Global executive search and leadership consulting firm Spencer Stuart has released its first-ever comprehensive analysis at the composition of the leadership teams and boards of the global top 50 CPG companies (by market capitalization) during this year’s Consumer Goods Forum. The CPG Leadership Index, provides insight into how companies organize their top teams and the backgrounds of CEOs, leadership teams and boards.

 

CPG Leadership Index findings include:

 

Chief Executive Officers

  • CPG top 50 company CEOs have been with their companies for 22.6 years on average and have been CEO for an average of 5.3 years.
  • 20% of the CEOs are new to their roles, having been appointed between March 2018 and March 2019. Each one of these CEOs was internally promoted, with an average of 19 years at their respective companies.
  • Only 6% of the CEOs on are list are women.
  • 28% of CEOs are a different nationality than the company they lead.

 

Leadership Teams

  • The top 50 CPG company leadership teams have 12.8 members on average.
  • The CPG Leadership Index identified 644 senior leaders of these companies, 17.5% of whom are women.
  • 80% of the top 50 CPG executives have spent their entire careers in the industry.

 

Boards

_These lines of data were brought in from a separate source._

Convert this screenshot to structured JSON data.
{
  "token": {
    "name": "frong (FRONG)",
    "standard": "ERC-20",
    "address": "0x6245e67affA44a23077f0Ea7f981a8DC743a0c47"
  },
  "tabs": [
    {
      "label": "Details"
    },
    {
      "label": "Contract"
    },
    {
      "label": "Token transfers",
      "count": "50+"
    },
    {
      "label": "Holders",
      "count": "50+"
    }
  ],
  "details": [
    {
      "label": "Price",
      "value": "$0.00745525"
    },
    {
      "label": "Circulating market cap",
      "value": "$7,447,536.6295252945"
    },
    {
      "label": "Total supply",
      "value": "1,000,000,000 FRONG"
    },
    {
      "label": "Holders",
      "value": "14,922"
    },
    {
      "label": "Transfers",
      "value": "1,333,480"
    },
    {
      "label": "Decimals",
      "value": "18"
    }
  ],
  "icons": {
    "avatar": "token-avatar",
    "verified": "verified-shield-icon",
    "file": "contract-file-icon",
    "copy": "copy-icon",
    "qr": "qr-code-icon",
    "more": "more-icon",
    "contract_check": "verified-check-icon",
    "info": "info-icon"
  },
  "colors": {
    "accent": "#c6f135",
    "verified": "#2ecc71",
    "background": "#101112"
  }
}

  • Top 50 CPG company boards have 11.5 members on average. U.S. companies have the largest boards with 12.8 members on average, while Asian company boards are the smallest with 8.2 members on average.
  • All but two boards in our analysis have at least one female director, with women representing 28% of all board members.
  • 20 of the top 50 CPG board chairs are also the current CEO of their companies.

 

The CPG Leadership Index will prove to be a valuable resource as CPG companies assess the composition of their leadership teams and boards,” said Jonathan Harper, leader of Spencer Stuart’s global Consumer Packaged Goods Practice. “Moving ahead, this analysis will be even more compelling as we are able to provide year-to-year comparisons on critical pieces of data.”


 

This post was written and contributed by:

Spencer Stuart